1. By [realizing] the essencelessness of [all] entities and states of mind through a thorough investigation of [the nature of] awareness (bodha), one attains an awakeness (bodha) which gives rise to unconditioned joy. That joy is the natural state of the Self, and that is the deity I worship.
1. I venerate the natural condition of [our] innate being, which is the joy that arises from the awakening (bodha) attained due to [realizing], through a thorough investigation of awareness (bodha), the fact that [all] entities and states of mind (bhāva) have no separate or independent existence [apart from Consciousness, which is the Self].

Introduction to the text and explanation of verse one.

rūpādi-pañcavargo ’yam viśvam etāvad eva hi |
gṛhyate pañcabhis tac ca cakṣur-ādibhir indriyaiḥ || 2 ||

The group of five subtle sense elements (color, flavor, odor, texture, and sound) comprise the [sensual] world. They are grasped by the five cognitive powers of sight, taste, smell, touch, and hearing.

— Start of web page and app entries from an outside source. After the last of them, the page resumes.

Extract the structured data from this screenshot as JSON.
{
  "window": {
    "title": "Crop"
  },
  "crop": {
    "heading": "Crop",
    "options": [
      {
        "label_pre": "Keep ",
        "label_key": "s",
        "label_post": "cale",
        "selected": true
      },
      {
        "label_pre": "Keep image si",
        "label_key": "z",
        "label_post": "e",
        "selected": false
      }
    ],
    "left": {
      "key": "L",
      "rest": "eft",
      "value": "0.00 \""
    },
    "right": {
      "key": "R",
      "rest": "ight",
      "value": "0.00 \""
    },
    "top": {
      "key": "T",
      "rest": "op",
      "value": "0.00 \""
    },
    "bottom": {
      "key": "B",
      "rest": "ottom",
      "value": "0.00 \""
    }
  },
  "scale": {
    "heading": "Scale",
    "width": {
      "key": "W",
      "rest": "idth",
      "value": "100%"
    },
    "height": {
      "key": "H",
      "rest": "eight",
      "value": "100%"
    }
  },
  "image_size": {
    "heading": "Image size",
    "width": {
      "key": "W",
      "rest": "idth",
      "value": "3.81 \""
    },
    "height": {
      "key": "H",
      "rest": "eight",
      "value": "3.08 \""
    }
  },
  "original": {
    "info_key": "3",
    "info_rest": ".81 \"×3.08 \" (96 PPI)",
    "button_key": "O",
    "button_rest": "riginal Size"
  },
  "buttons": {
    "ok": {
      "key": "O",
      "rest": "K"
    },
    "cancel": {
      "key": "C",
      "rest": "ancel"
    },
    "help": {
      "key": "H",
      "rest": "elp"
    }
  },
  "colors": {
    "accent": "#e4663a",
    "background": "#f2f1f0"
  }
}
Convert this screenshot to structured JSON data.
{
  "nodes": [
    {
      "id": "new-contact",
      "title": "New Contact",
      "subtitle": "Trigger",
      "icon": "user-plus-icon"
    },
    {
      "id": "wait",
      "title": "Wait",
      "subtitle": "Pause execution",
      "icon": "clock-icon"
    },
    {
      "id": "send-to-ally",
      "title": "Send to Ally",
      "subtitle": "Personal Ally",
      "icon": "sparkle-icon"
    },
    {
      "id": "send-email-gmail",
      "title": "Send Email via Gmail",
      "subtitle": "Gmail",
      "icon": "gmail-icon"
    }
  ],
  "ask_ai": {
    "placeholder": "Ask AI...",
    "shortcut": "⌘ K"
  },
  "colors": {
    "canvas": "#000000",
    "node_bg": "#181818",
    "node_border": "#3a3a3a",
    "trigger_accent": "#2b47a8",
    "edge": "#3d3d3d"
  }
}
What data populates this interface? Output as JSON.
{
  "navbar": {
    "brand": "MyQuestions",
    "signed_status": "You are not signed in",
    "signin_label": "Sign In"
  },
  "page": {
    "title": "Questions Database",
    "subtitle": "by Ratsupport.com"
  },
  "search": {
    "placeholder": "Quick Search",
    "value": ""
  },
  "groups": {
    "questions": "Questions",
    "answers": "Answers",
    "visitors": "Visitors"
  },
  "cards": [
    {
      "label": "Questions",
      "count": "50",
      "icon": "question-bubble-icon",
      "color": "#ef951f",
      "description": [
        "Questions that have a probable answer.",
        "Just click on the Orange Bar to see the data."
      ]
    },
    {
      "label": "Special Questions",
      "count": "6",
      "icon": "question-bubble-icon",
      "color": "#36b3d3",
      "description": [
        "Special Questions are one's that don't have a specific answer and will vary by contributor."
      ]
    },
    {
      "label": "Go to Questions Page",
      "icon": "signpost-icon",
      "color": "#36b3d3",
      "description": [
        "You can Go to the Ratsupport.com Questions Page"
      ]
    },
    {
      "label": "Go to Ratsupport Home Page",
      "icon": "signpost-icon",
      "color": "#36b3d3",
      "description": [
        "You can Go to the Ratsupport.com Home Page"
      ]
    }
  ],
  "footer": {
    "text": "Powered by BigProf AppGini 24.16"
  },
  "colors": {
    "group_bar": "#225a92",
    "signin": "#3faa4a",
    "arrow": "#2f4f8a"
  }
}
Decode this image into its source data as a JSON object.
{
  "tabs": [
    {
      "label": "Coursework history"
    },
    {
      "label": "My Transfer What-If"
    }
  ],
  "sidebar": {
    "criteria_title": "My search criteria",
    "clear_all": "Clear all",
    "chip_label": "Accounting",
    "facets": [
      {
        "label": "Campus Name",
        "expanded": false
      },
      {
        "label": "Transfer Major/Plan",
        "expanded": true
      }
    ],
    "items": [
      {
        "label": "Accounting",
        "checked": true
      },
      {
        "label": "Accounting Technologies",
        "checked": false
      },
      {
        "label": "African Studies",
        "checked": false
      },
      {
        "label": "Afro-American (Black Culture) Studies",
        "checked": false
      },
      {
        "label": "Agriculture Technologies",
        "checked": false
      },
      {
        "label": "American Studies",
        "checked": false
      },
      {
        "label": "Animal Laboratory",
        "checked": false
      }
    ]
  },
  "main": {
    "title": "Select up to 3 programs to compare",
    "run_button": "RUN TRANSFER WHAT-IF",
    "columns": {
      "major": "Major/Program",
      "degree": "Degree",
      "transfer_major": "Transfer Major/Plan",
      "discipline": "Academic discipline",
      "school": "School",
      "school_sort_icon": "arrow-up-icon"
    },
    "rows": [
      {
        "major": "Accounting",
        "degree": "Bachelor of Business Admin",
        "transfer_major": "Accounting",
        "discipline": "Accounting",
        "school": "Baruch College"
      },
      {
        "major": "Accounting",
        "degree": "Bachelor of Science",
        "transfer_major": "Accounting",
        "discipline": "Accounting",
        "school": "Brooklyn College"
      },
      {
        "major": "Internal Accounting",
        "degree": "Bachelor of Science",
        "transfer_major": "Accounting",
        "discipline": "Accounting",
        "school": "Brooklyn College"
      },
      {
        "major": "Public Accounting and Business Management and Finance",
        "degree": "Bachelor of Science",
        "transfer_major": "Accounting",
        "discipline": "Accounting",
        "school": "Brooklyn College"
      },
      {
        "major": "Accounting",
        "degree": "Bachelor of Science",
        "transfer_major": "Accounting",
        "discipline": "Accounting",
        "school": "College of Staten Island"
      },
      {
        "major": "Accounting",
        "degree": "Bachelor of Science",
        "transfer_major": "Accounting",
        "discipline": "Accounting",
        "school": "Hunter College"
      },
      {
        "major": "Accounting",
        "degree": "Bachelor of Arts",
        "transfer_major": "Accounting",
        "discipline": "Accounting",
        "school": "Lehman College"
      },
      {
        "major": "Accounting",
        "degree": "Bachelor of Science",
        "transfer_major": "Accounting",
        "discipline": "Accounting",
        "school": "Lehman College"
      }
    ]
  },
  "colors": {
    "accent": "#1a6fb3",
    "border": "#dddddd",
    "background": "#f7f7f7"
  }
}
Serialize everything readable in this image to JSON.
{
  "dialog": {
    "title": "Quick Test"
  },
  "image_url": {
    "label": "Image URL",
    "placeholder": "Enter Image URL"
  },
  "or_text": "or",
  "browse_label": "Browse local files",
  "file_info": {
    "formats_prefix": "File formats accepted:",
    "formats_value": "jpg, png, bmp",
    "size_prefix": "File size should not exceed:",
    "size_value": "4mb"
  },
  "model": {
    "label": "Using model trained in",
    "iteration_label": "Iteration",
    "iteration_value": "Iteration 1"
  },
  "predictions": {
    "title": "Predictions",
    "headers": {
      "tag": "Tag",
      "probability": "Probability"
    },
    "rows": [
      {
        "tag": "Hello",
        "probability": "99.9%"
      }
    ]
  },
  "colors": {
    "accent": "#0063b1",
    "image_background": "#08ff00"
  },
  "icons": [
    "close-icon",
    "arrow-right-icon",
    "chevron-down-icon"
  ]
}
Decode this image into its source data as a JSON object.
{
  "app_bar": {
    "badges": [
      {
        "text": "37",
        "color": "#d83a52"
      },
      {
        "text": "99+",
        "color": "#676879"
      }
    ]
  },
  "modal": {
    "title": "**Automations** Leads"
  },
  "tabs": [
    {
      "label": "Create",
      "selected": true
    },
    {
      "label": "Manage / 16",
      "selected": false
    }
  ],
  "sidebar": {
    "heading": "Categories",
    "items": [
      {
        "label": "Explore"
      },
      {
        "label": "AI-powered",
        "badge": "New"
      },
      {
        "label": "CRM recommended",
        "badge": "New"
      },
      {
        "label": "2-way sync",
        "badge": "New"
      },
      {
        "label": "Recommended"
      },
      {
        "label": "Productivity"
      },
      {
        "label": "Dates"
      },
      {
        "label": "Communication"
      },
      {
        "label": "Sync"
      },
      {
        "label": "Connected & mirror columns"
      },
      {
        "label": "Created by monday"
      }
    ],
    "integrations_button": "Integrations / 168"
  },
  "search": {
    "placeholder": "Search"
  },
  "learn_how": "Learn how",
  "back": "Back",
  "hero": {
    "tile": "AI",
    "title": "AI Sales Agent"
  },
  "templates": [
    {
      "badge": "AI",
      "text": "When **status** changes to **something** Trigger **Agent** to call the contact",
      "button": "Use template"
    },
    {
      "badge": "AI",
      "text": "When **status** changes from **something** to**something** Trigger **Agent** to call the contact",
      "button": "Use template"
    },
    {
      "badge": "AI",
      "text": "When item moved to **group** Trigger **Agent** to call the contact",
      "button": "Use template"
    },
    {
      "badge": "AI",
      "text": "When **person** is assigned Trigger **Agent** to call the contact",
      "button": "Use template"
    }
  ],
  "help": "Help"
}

cakṣuḥ sarvāsv avasthāsu dehināṃ manasi sthitam |
tat pralīnaṃ bhaved yasya tasya sarvaṃ pralīyate || 3 ||

In all conditions, the sense-faculties of embodied beings are founded on the mind. If that can be dissolved, everything is dissolved for him.

Explanation of verses 2 and 3 

tasyaiva vilayopāyaḥ pradiṣṭo gurubhiḥ purā |
tadāgama-paribhraṃśa-bhayāt spaṣṭīkṛto mayā || 4 ||

The means to the dissolution of that very [thinking mind] was taught by the Guru(s) of the previous times [VBT?]. Due to fear that this sacred teaching (āgama) will be lost, it is [here] clarified by me, [Vīranātha].

jātyādi-kalpanā-rūpa-vyavahāro manah sthitah |
vastuto na tu tāh santi niscityai tac camam vrajet || 5 ||

Everyday behavior is formed by mental constructs such as universal categories like caste etc. and so is based on the mind. But these categories do not actually exist. By realizing this, [the yogin] will attain tranquillity (śama). 

Explanation of verses 4 and 5